WINNING FALSELY

Part 4.
(part 5 next – Calypso Licence on a Sleepy Isle)

wins against poor competition

how do you deal with false success?

After winning our first four games of the Commonwealth Bank Series in Australia comfortably, I knew we were gaining a false impression of where our game was at. Simply, New Zealand and England were not providing us with the competition we needed. So I said this publicly, as much for our players as well as hopefully inciting some reaction from our opposition. I needed our players to know that our results were inflated and that other teams around the world would be much tougher.

We won three of our next four games, but New Zealand improved significantly with the inclusion of a few of their regular team members, and so too did a resurgent England. In fact, England won the two finals games despite us being in winning positions in both. Having batted first in Melbourne, we were unable to sustain the start we had and could not restrict the run chase. While in Sydney, we were able to rectify our defence somewhat to keep England to a very gettable score, but then our batting disinteg­rated at the top, leaving us well short of their total.

We travelled to New Zealand without Ponting, Gilchrist, Michael Clarke and Symonds to play a concertinaed three-game series – and we soon lost Lee. We had also brought Watson back into the series, knowing full well he was below match readiness, but thought that these matches would be invaluable preparation for him in the weeks ahead. By this time New Zealand had their full squad, had been at home for nearly two weeks and were ready to use these games as their final preparations for the World Cup. For our part, we wanted to arrest the losses and return home with that winning feeling again.

New Zealand’s preparedness and the loss of key players, as well as the crammed travel and playing schedule, all contributed to us losing all three games – even though for two of the games, we were again in winning positions. But the biggest contribution to these losses, as well as those in Australia, was that in at least three of the five games we didn’t maximise our batting totals, while in four of the five cases our bowling defence didn’t make consistently good decisions and/or execute those decisions.
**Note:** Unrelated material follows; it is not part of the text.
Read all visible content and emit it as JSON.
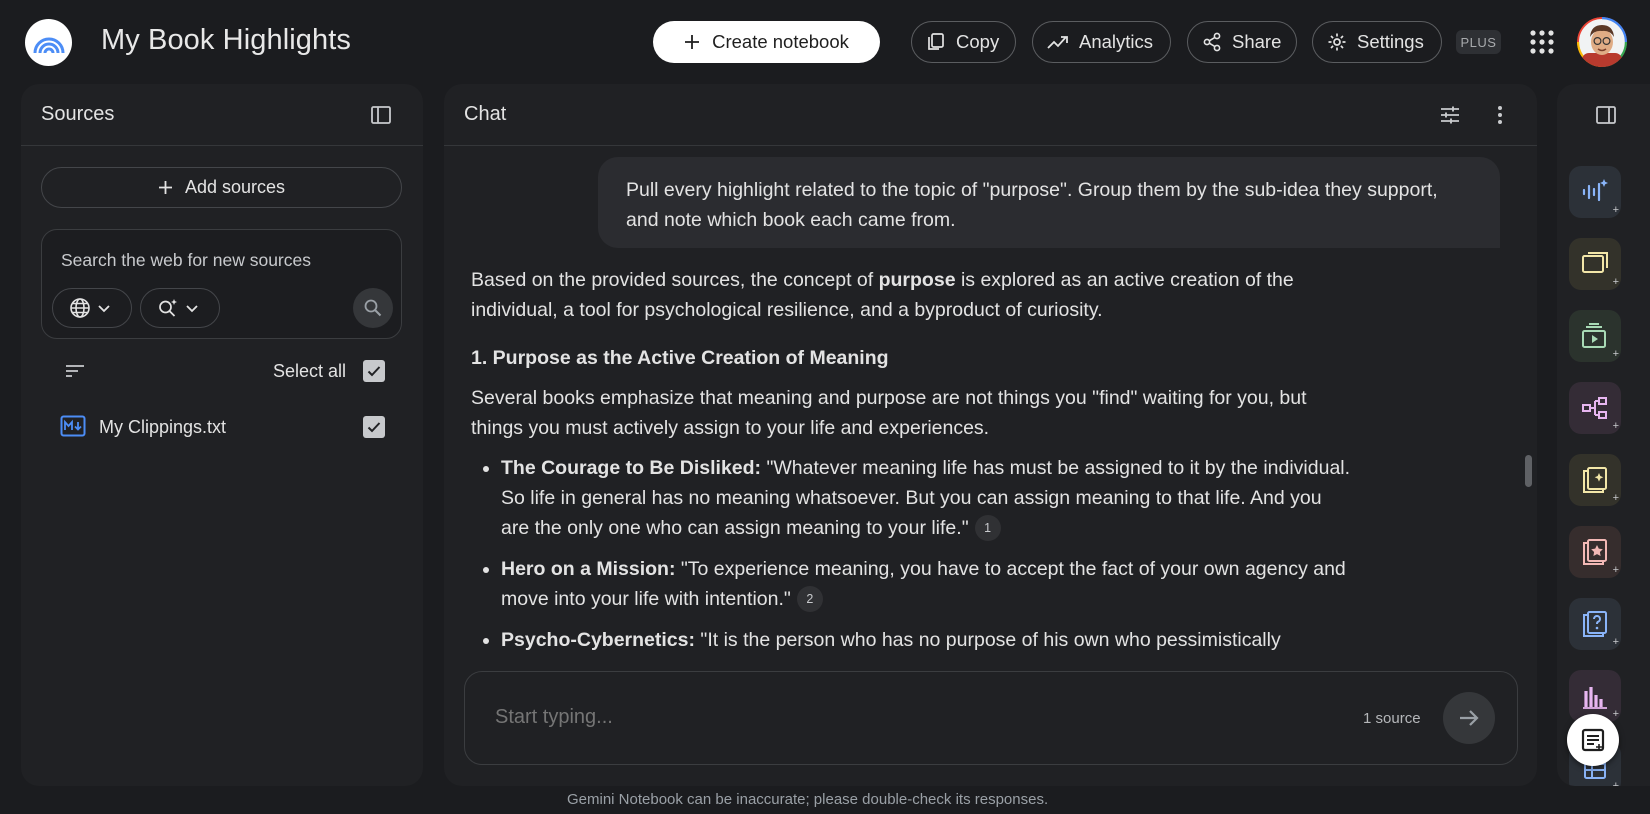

Now it was certainly not in the grand plan to head to the World Cup losing five games in a row. It was certainly not intended to give all other contenders for the World Cup a boost, seeing Australia being beaten. And the performances were certainly not designed to give the perennial critics like Ian Chappell, Bobby Simpson and other former Test players extra space in their newspaper columns for their normal vitriol.

We returned from New Zealand battered and bruised. Egos were damaged. The chairman of selectors, Ricky Ponting and myself had a series of phone calls wondering whether our over¬all objectives had been correct. Our administrative bosses were ringing to consult me immediately after we lost games – calls that reverberated the single question: ‘What the hell is going on?’

However, despite the spate of lost games, I still believed we had achieved a lot of what was needed to take us to the World Cup. And this was my constant message publicly and privately.

My real concern, though, was the injuries. Brett Lee was out of the tournament – one of our leading strike bowlers, an outstanding athlete and a more than capable hitter. Taking Andrew Symonds to the World Cup was a big gamble with the risk that his shoulder would blow out again. Michael Clarke was still carrying a worrisome hip injury, which prevented him from specialist throwing practice and impeded his bowling. Matthew Hayden had a broken toe and badly bruised instep, compliments of his record-breaking last innings in New Zealand.

The old pro, ‘Pidgeon’ McGrath plus counterpart Stuart Clark were both having continuing niggles – the product of age and the effects of bowling and travel on the body by the end of a long season of cricket. It effectively meant that the vision of arriving at the World Cup as ‘the best-skilled team the world has ever seen’ was no longer possible. If we were to wrestle other teams for this World Cup, rather than dominate, then we would need to be very smart about using the skills we brought.

But I knew we had done the planning. I knew we had done our preparation. I knew we had the skills in the team to perform very well. I knew we had the leadership in Ricky, Adam, Glenn, Matthew Hayden and Andrew Symonds. I knew we had ‘gamers’ in Haddin, Hodge, Clark, Clarke and Hogg. I knew we had match-winning potential in Watson, Johnson, Bracken and Tait.
I knew we had an excellent support team for the playing squad.
So I left for the World Cup a little shaken and not surprised by where our weaknesses had been exposed, but very excited about trying to pull all the pieces together in time to make the semi-finals. If we could get there, then anything could happen!

KEY MESSAGES
1. While not totally ignoring all the noise that surrounds the preparation for a major project, make sure your filters are working overtime so that you can stick to the plan.
2. Spend time keeping other significant stakeholders on track as well, since they will be subject to the same or similar noise invasion as you.
3. The present may need to be compromised or sacrificed for the final outcome of the project.

Coming next, Part 5

Calypso Licence on a Sleepy Isle